Recently, characteristic CD44 isoform patterns of different normal tissue types have been described in the literature [24–26, 72, 73] and our earlier studies described CD44 isoform patterns characteristic of different tumour types, respectively (data publication in progress, Rásó-Barnett et al.). Most of the literature agrees that ‘CD44’ plays an important role during tumour progression based on ‘overexpression’ of specific variant regions containing isoforms at mRNA and/or protein level. However, no data is available concerning the pattern of CD44 isoforms and its modulation during tumour progression. Our previous study on CD44 alternative splice patterns showed no qualitative change of the melanoma specific ‘CD44-fingerprint’, while the expression level of all isoforms uniformly increased during the metastatic process (data publication in progress, Rásó-Barnett et al.).
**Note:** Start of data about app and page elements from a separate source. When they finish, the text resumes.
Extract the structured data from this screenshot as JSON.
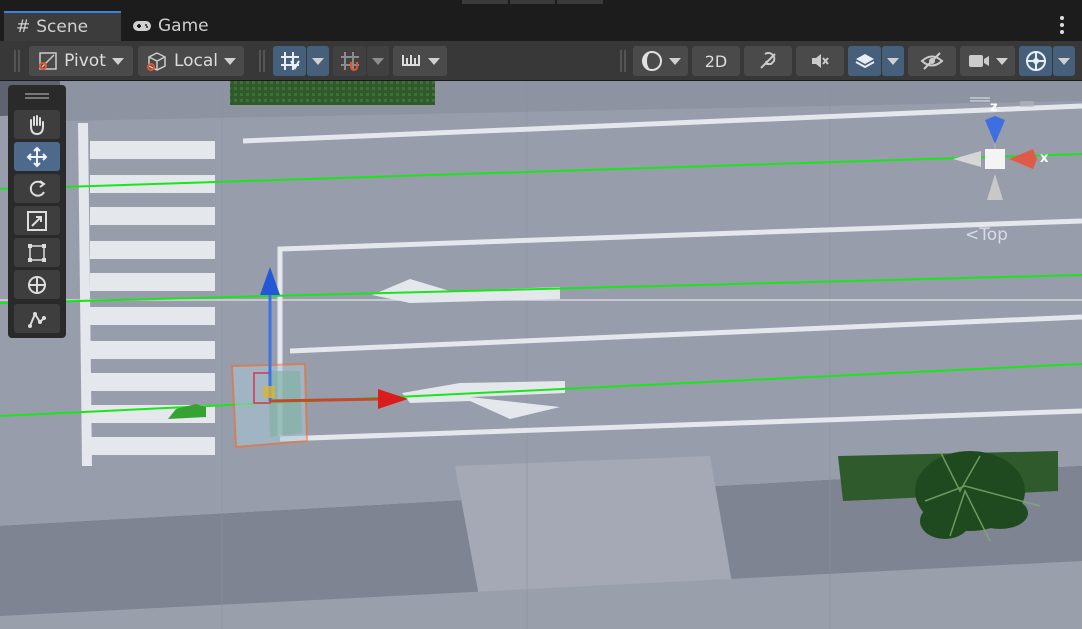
{
  "tabs": {
    "scene": {
      "label": "Scene",
      "icon": "hash-icon"
    },
    "game": {
      "label": "Game",
      "icon": "gamepad-icon"
    }
  },
  "toolbar": {
    "pivot_label": "Pivot",
    "local_label": "Local",
    "mode_2d_label": "2D"
  },
  "tools": [
    "hand-tool",
    "move-tool",
    "rotate-tool",
    "scale-tool",
    "rect-tool",
    "transform-tool",
    "custom-tool"
  ],
  "gizmo": {
    "z_label": "z",
    "x_label": "x",
    "view_label": "<Top"
  },
  "colors": {
    "accent": "#3b82d6",
    "toolbar_bg": "#383838",
    "selected_tool": "#4d6a8d",
    "road": "#9a9fac",
    "grass_line": "#00ff00"
  }
}
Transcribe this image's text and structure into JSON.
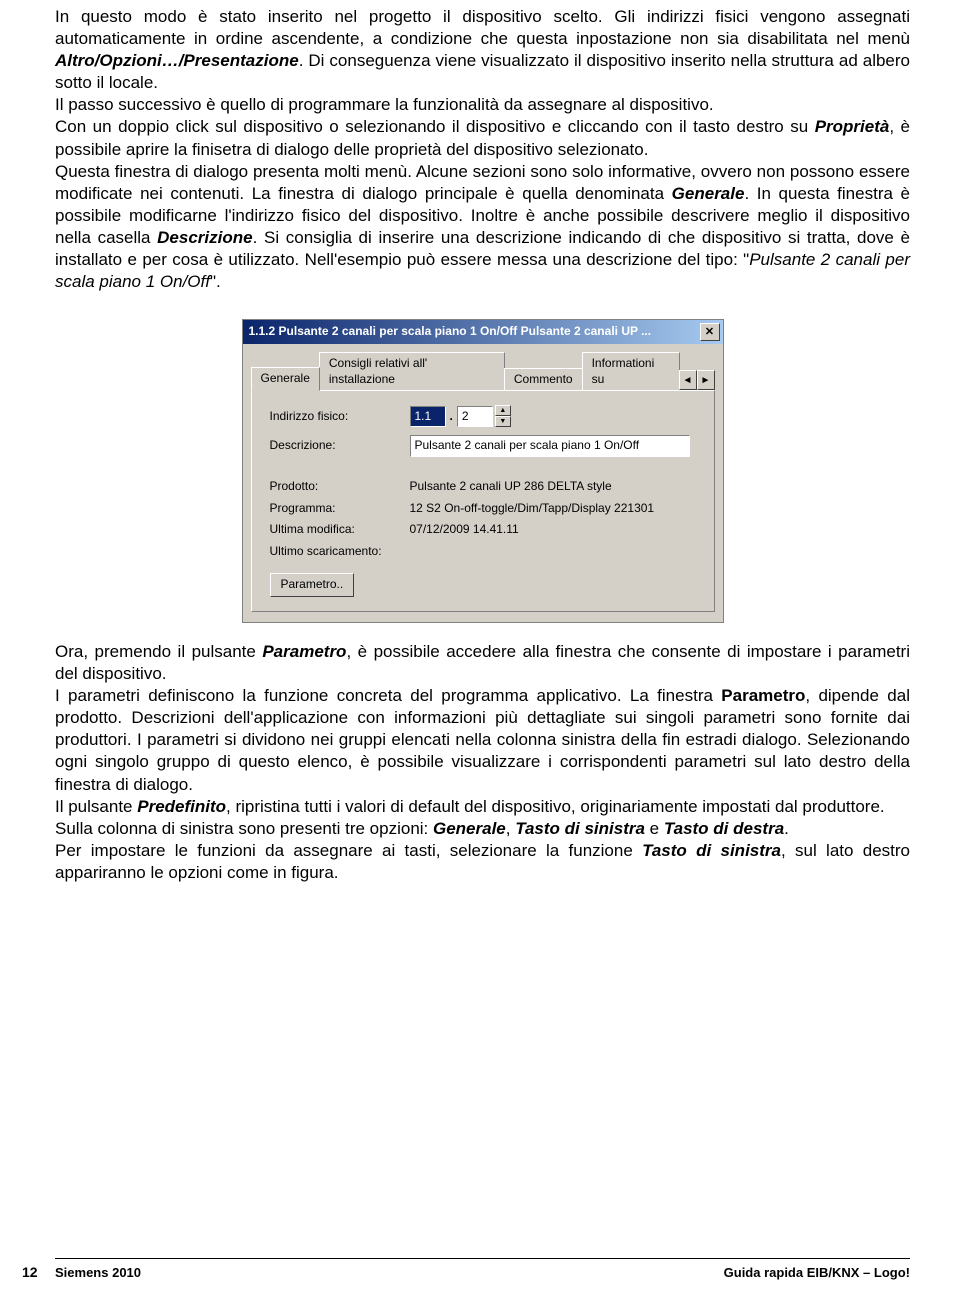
{
  "body": {
    "p1_a": "In questo modo è stato inserito nel progetto il dispositivo scelto. Gli indirizzi fisici vengono assegnati automaticamente in ordine ascendente, a condizione che questa inpostazione non sia disabilitata nel menù ",
    "p1_b": "Altro/Opzioni…/Presentazione",
    "p1_c": ". Di conseguenza viene visualizzato il dispositivo inserito nella struttura ad albero sotto il locale.",
    "p2": "Il passo successivo è quello di programmare la funzionalità da assegnare al dispositivo.",
    "p3_a": "Con un doppio click sul dispositivo o selezionando il dispositivo e cliccando con il tasto destro su ",
    "p3_b": "Proprietà",
    "p3_c": ", è possibile aprire la finisetra di dialogo delle proprietà del dispositivo selezionato.",
    "p4_a": "Questa finestra di dialogo presenta molti menù. Alcune sezioni sono solo informative, ovvero non possono essere modificate nei contenuti. La finestra di dialogo principale è quella denominata ",
    "p4_b": "Generale",
    "p4_c": ". In questa finestra è possibile modificarne l'indirizzo fisico del dispositivo. Inoltre è anche possibile descrivere meglio il dispositivo nella casella ",
    "p4_d": "Descrizione",
    "p4_e": ". Si consiglia di inserire una descrizione indicando di che dispositivo si tratta, dove è installato e per cosa è utilizzato. Nell'esempio può essere messa una descrizione del tipo: \"",
    "p4_f": "Pulsante 2 canali per scala piano 1 On/Off",
    "p4_g": "\"."
  },
  "dialog": {
    "title": "1.1.2 Pulsante 2 canali per scala piano 1 On/Off Pulsante 2 canali UP ...",
    "tabs": [
      "Generale",
      "Consigli relativi all' installazione",
      "Commento",
      "Informationi su"
    ],
    "labels": {
      "indirizzo": "Indirizzo fisico:",
      "descrizione": "Descrizione:",
      "prodotto": "Prodotto:",
      "programma": "Programma:",
      "ultima_mod": "Ultima modifica:",
      "ultimo_scar": "Ultimo scaricamento:"
    },
    "values": {
      "addr1": "1.1",
      "addr2": "2",
      "descrizione": "Pulsante 2 canali per scala piano 1 On/Off",
      "prodotto": "Pulsante 2 canali UP 286 DELTA style",
      "programma": "12 S2 On-off-toggle/Dim/Tapp/Display 221301",
      "ultima_mod": "07/12/2009 14.41.11",
      "ultimo_scar": ""
    },
    "parametro_btn": "Parametro.."
  },
  "body2": {
    "p5_a": "Ora, premendo il pulsante ",
    "p5_b": "Parametro",
    "p5_c": ", è possibile accedere alla finestra che consente di impostare i parametri del dispositivo.",
    "p6_a": "I parametri definiscono la funzione concreta del programma applicativo. La finestra ",
    "p6_b": "Parametro",
    "p6_c": ", dipende dal prodotto. Descrizioni dell'applicazione con informazioni più dettagliate sui singoli parametri sono fornite dai produttori. I parametri si dividono nei gruppi elencati nella colonna sinistra della fin estradi dialogo. Selezionando ogni singolo gruppo di questo elenco, è possibile visualizzare i corrispondenti parametri sul lato destro della finestra di dialogo.",
    "p7_a": "Il pulsante ",
    "p7_b": "Predefinito",
    "p7_c": ", ripristina tutti i valori di default del dispositivo, originariamente impostati dal produttore.",
    "p8_a": "Sulla colonna di sinistra sono presenti tre opzioni: ",
    "p8_b": "Generale",
    "p8_c": ", ",
    "p8_d": "Tasto di sinistra",
    "p8_e": " e ",
    "p8_f": "Tasto di destra",
    "p8_g": ".",
    "p9_a": "Per impostare le funzioni da assegnare ai tasti, selezionare la funzione ",
    "p9_b": "Tasto di sinistra",
    "p9_c": ", sul lato destro appariranno le opzioni come in figura."
  },
  "footer": {
    "page": "12",
    "left": "Siemens 2010",
    "right": "Guida rapida EIB/KNX – Logo!"
  }
}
The aim of our research was to find answers to the following two questions: (1) Is there a colorectal carcinoma specific CD44 isoform expression combination like to one identified in human melanoma? If there is such pattern, is it qualitatively / quantitatively stable during tumour progression? (2) What is the background of the incoherent quantitative results on the expression of the most investigated v3 and v6 variable exons / protein domains?
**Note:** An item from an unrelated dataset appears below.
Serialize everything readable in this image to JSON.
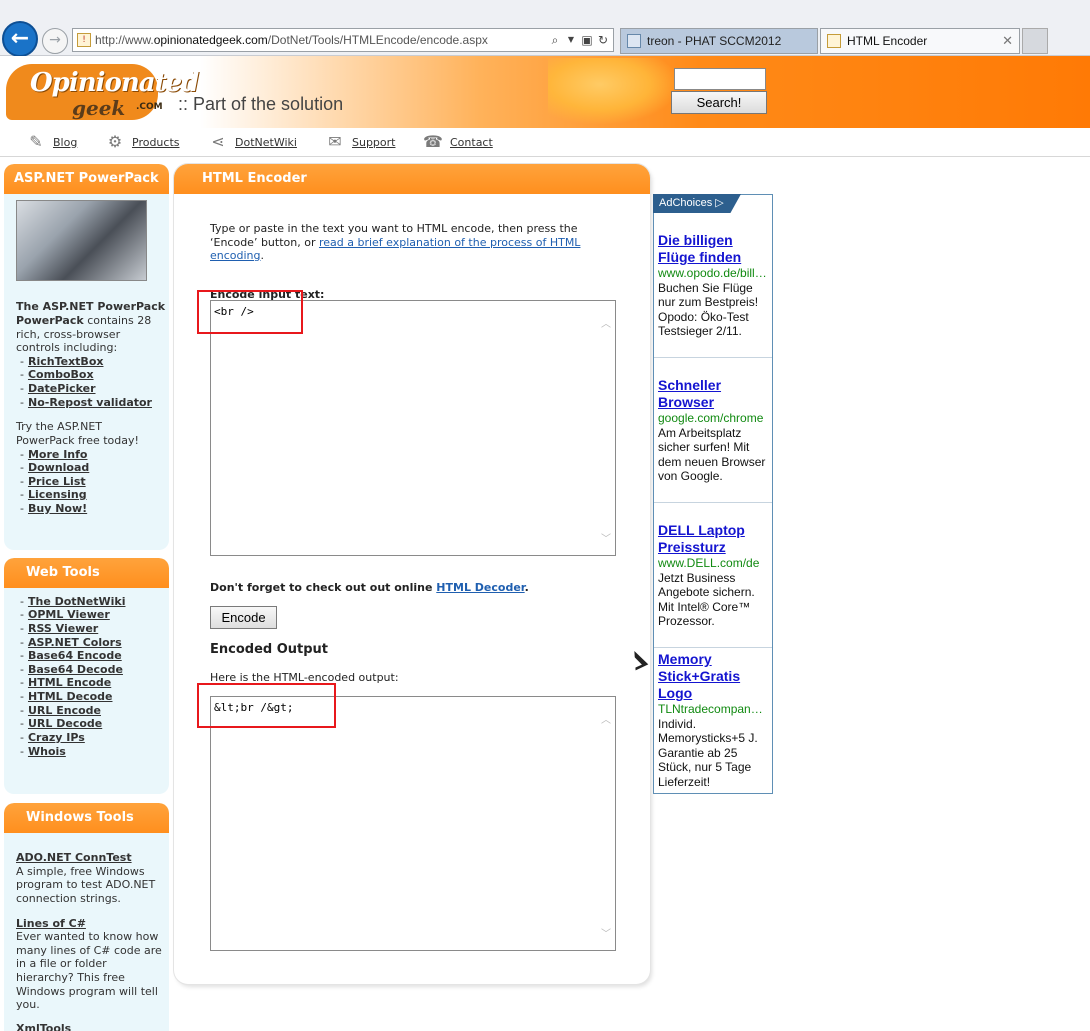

To answer the first question, we designed primer pairs covering the entire variable region (primers A-B, see Methods) for our quantitative and qualitative PCR reactions. The expressed, i.e. transcribed CD44 isoforms were identified using direct sequencing and next-generation sequencing.
Due to the large number of potential isoforms, we used a series a PCR reactions to create the CD44 fingerprint, a simple, easy to handle representation of the expressed CD44 isoforms. We used this fingerprint to track the changes of CD44 expression during tumour progression [41, 55, 74–76].
To answer our second question, we designed a complex experimental animal model to examine the functional role CD44v3 and CD44v6 containing isoforms play in metastasis formation. The main question was whether or not there is a change in the expression of these variable exons that could be associated to the metastatic process of human colorectal carcinoma. We implanted the same colorectal cancer cell population orthotopically to form real metastases in liver, as well as heterotopically. We performed two types of heterotopic implantation: the first involved subcutaneous implantation into permissive and non-permissive hosts, the second was direct implantation into the spleen so that the implanted cells could directly colonize the liver. The latter method created a new type of secondary tumour, which albeit is in the same localization as the liver metastases of the true metastatis model, has not been through the metastatic cascade. This experimental setup allowed to functionally differenciate between phases of metastatic process and host related changes, regarding the expression activity of the examined variable CD44 exons.